GOAL OF THE EXERCISE:
Copy out every record below with complete accuracy.

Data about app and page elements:
↓↓↓

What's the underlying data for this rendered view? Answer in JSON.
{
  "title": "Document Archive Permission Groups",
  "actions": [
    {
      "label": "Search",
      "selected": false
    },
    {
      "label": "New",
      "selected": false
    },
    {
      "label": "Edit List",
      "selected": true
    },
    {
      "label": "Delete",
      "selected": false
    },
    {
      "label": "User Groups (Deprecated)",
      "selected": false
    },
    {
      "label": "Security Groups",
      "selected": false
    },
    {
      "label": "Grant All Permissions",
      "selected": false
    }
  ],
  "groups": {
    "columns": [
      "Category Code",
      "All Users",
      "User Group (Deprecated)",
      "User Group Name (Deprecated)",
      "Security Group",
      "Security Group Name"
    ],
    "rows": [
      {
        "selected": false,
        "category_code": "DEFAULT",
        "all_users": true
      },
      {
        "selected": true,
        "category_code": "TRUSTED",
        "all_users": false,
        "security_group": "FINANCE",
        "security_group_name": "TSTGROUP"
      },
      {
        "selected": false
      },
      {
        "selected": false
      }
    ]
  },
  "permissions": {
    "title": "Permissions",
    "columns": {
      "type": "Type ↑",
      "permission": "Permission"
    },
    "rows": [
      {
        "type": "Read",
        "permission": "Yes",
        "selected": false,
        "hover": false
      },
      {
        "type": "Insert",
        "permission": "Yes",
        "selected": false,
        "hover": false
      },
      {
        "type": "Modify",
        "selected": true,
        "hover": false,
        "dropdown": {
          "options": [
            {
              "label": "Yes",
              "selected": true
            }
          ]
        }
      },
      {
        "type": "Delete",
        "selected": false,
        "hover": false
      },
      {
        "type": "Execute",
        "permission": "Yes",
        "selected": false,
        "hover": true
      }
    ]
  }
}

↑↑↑

ANSWER:
What's the underlying data for this rendered view? Answer in JSON.
{
  "title": "Document Archive Permission Groups",
  "actions": [
    {
      "label": "Search",
      "selected": false
    },
    {
      "label": "New",
      "selected": false
    },
    {
      "label": "Edit List",
      "selected": true
    },
    {
      "label": "Delete",
      "selected": false
    },
    {
      "label": "User Groups (Deprecated)",
      "selected": false
    },
    {
      "label": "Security Groups",
      "selected": false
    },
    {
      "label": "Grant All Permissions",
      "selected": false
    }
  ],
  "groups": {
    "columns": [
      "Category Code",
      "All Users",
      "User Group (Deprecated)",
      "User Group Name (Deprecated)",
      "Security Group",
      "Security Group Name"
    ],
    "rows": [
      {
        "selected": false,
        "category_code": "DEFAULT",
        "all_users": true
      },
      {
        "selected": true,
        "category_code": "TRUSTED",
        "all_users": false,
        "security_group": "FINANCE",
        "security_group_name": "TSTGROUP"
      },
      {
        "selected": false
      },
      {
        "selected": false
      }
    ]
  },
  "permissions": {
    "title": "Permissions",
    "columns": {
      "type": "Type ↑",
      "permission": "Permission"
    },
    "rows": [
      {
        "type": "Read",
        "permission": "Yes",
        "selected": false,
        "hover": false
      },
      {
        "type": "Insert",
        "permission": "Yes",
        "selected": false,
        "hover": false
      },
      {
        "type": "Modify",
        "selected": true,
        "hover": false,
        "dropdown": {
          "options": [
            {
              "label": "Yes",
              "selected": true
            }
          ]
        }
      },
      {
        "type": "Delete",
        "selected": false,
        "hover": false
      },
      {
        "type": "Execute",
        "permission": "Yes",
        "selected": false,
        "hover": true
      }
    ]
  }
}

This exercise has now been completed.